"We're nowhere near the ceiling," he adds. "There's been a drop in the amount of [housing] units delivered across North America this year and that's really a hangover from the start of COVID, where no design was happening. If there was no design happening two years ago, that means there's no buildings being delivered today. We're kind of in a period like that right now because projects aren't financing properly, but I think next year — hopefully with some changes in interest rates and new incentives — we'll see it really start to boom and the trickle of projects that's happening now will turn into a flood."

A view of downtown Calgary in fall 2023 (Shutterstock)

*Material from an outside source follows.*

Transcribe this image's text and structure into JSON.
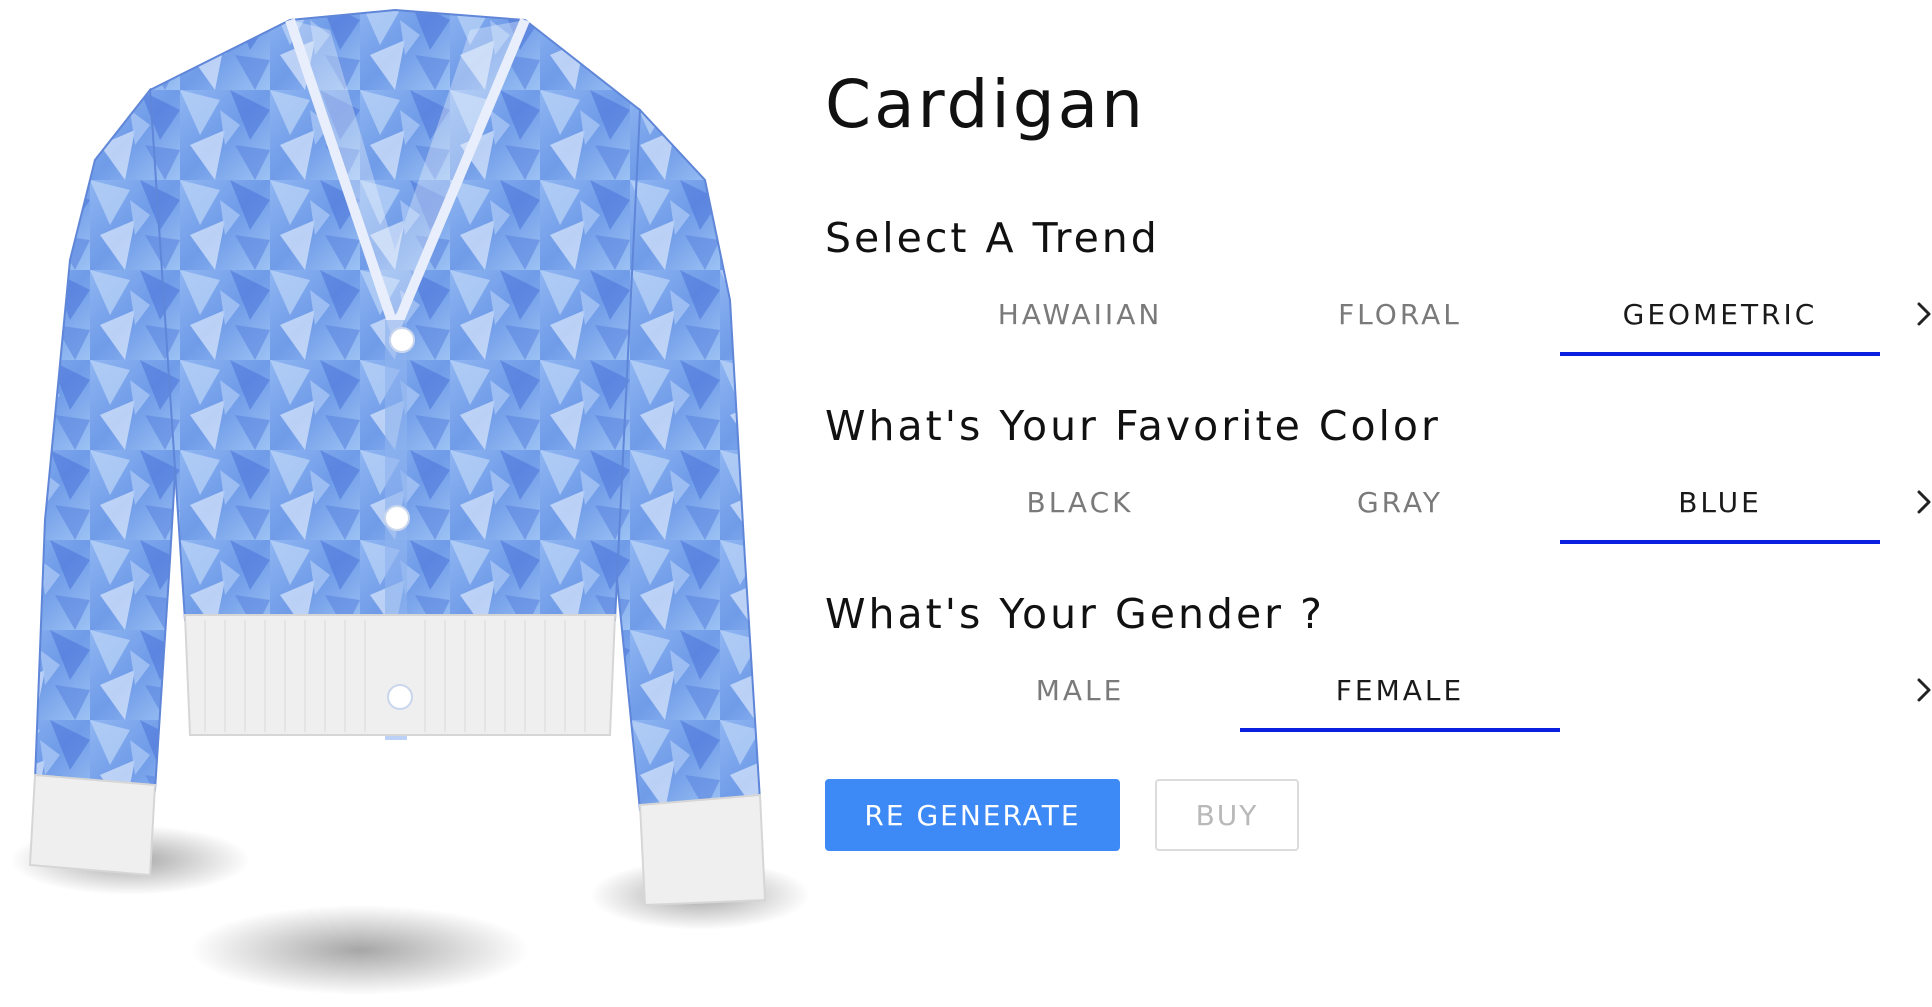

Paynter says he expects to see more "overbuilds," where an existing building is retained and used as a podium for a newly-constructed tower above, akin to the 1 St. Clair West project Gensler is currently working on in Toronto or The Post in Vancouver. Overbuilds make sense because it allows the most amount of density to be squeezed out of the site, Paynter says, while retaining important components such as the heritage value and existing carbon. He says there are about three or four such overbuilds happening in Toronto at the moment and he expects that number to reach a dozen in the first part of 2024.

That latter component, existing carbon, is also another reason why adaptive reuse has gained steam this year.

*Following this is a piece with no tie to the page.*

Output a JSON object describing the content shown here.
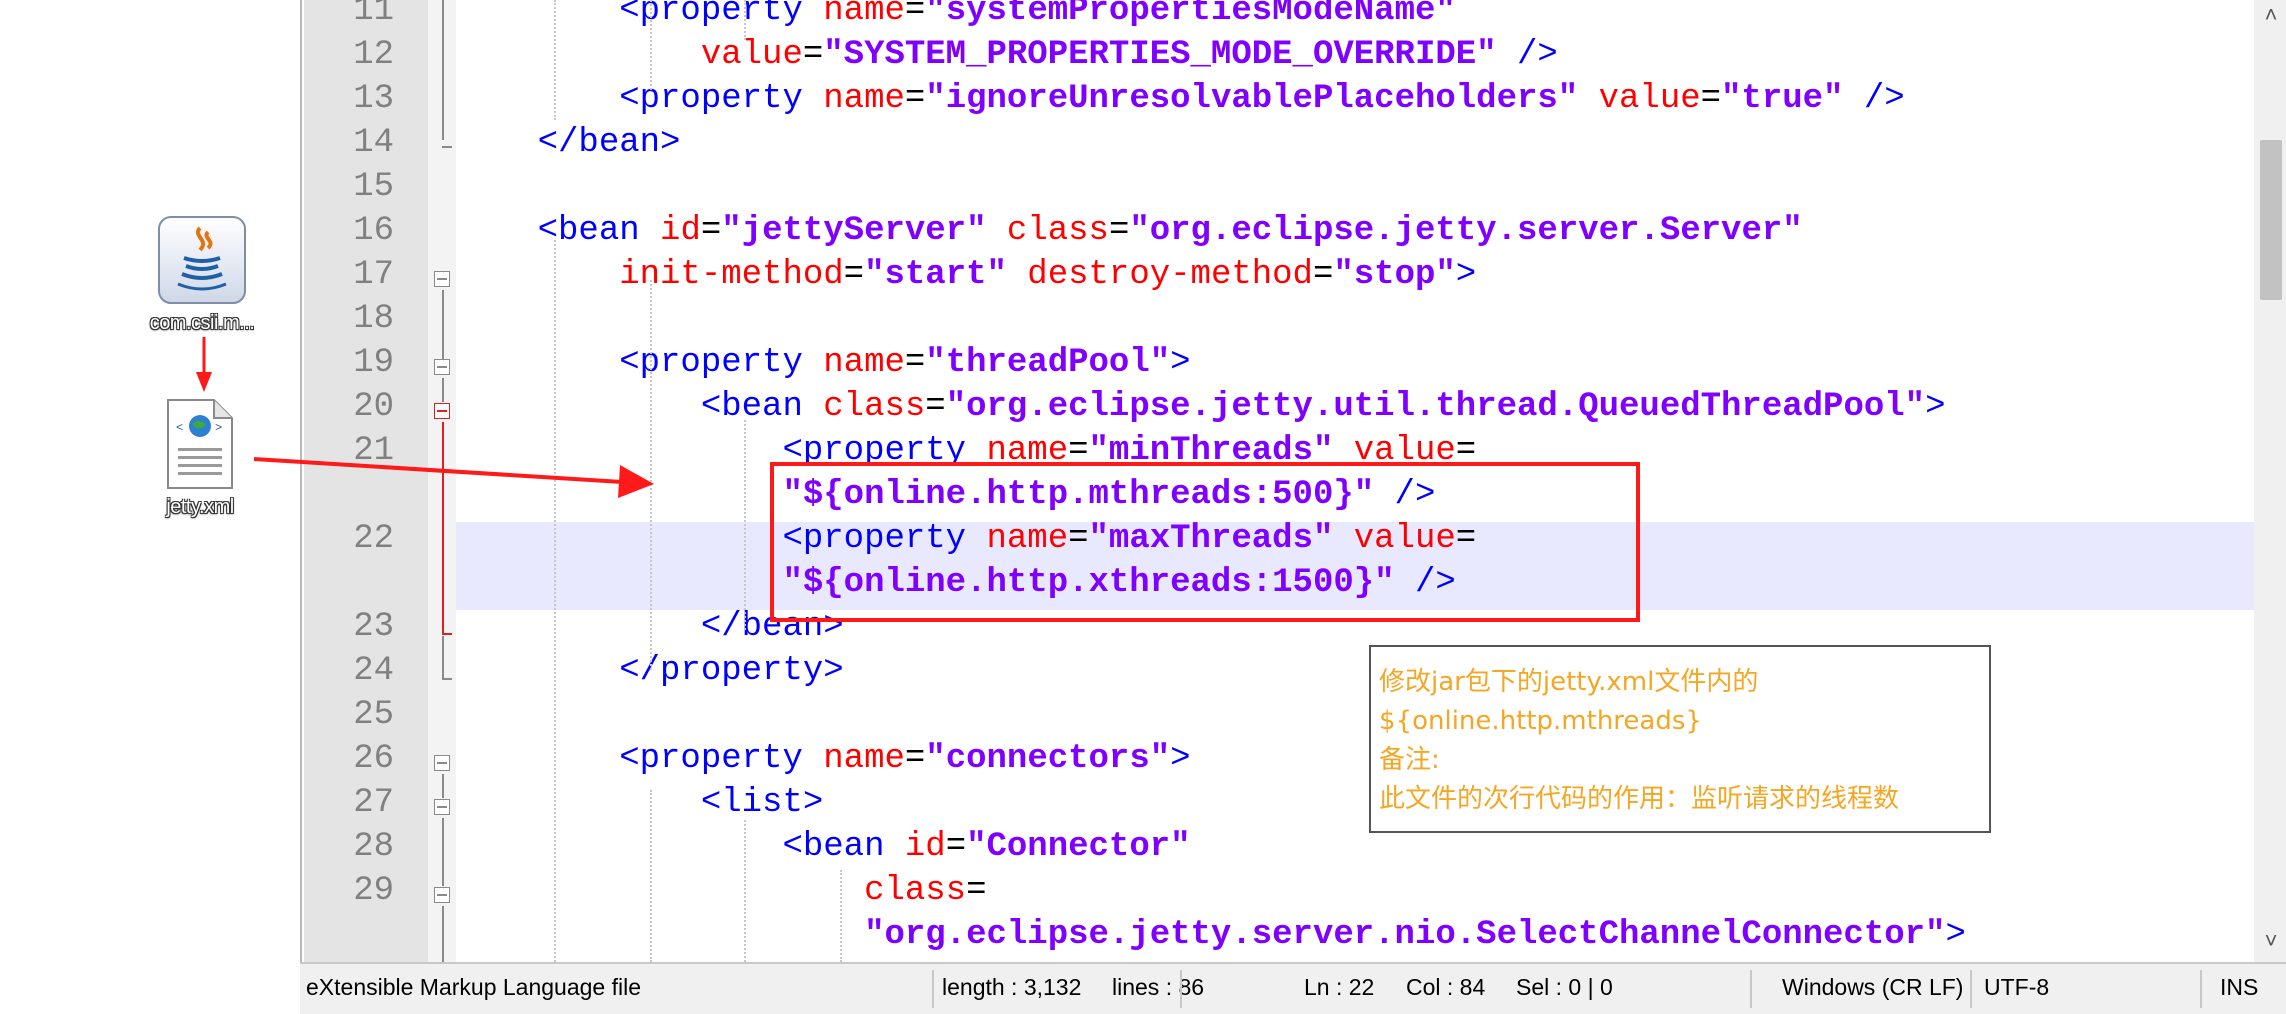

"The embodied carbon of the existing buildings is becoming a huge part of the reason why people want to do these projects," Paynter says. "On average, based on the buildings we've looked at, it's about 6,000,000 kgs of embodied carbon you save, per project, just from keeping the concrete in place. We added it to our metrics about six months ago and now everyone's like 'Oh, that's great, I can borrow against that, I can sell that to our Board.' It's become a major talking point. The concrete industry is 8% of all global carbon emissions and steel is 11%, so it's incredibly significant savings if you can keep the concrete in place."

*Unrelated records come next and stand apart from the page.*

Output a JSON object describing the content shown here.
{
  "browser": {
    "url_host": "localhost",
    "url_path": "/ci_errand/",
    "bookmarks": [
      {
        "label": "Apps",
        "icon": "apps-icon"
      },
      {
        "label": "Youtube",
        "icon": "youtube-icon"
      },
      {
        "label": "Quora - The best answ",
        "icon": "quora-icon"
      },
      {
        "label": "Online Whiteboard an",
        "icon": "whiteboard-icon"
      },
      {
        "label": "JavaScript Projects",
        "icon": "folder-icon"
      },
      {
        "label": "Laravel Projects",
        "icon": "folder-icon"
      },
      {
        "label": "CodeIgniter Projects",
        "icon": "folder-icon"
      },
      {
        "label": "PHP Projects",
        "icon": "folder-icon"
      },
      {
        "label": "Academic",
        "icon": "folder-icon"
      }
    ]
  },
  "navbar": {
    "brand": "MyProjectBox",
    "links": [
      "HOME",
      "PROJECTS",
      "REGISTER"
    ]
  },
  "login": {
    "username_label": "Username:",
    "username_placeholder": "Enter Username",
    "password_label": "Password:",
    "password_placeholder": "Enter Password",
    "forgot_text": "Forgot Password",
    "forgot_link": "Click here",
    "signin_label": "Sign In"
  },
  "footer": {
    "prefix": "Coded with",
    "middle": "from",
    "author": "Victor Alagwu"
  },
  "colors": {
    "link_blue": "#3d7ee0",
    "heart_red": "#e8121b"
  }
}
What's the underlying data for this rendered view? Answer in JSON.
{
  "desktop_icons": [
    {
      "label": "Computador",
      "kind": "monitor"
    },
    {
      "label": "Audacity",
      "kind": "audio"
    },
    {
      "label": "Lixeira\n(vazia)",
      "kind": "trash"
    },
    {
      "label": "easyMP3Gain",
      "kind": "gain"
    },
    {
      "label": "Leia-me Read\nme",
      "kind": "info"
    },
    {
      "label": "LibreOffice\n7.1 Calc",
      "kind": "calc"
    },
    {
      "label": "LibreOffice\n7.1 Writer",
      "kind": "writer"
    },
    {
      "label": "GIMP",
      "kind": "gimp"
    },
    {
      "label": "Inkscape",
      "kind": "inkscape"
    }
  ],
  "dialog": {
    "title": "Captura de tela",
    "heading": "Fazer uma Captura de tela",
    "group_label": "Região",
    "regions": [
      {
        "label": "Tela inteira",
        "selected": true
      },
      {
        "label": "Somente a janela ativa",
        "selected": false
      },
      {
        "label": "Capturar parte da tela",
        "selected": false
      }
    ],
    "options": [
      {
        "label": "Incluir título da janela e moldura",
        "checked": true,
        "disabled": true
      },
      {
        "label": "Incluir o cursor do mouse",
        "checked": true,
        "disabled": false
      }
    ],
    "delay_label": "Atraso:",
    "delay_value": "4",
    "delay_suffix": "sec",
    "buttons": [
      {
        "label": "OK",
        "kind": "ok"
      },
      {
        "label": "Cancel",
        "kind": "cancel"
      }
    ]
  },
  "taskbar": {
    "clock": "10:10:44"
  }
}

Paynter is asked about office conversions a lot and he thinks there are still a few misconceptions. Many still think that it just isn't possible. Others, Paynter says, get stuck on the "weirdest" things, such as what to do with plumbing, since washrooms in office buildings are typically clustered together, rather than scattered like in residential buildings. (The answer: you strip it out and put in new plumbing like you would a new building.) Then there are the concerns about losing job space, which Paynter says he has seen with the City of Toronto.

"I think it's a really misconstrued idea, honestly, because the buildings we're taking out... people don't want them. They were built pre-internet so they're not really infrastructurally set up for how modern offices work, so I don't really see that as an issue. Those buildings should go, they should be converted, and then when there is more demand for office, build new office — the kind of office that people want. Imagine if office space really starts to come back in five years, and you're like 'Okay, great, have this 70s building with 8-ft ceilings, it's kind of dark, and it's not insulated.' No one wants that.'"

Looking forward, Paynter says through the work Gensler has done and the work others, such as the Brookings Institute, has done, they're estimating that the amount of space that can be converted in a given city is about half of the vacancy. If the office vacancy is 15% in Toronto, for example, 7% of the existing office space can be converted, and he expects much of that work to happen in the coming year, building on the momentum that was gained this year.

In other words, 2023 was the year where we learned that office conversions are possible, 2024 will be about figuring out what's required to make them happen in larger and larger numbers.

"This is a trend and I think we're at least five years away from the peak," says Paynter. "And part of that is just because the projects take three years. We'll be designing more and more of these in the next two years, and you'll see more and more of them getting built between 2025 and 2027, and hopefully we'll still be talking about it then."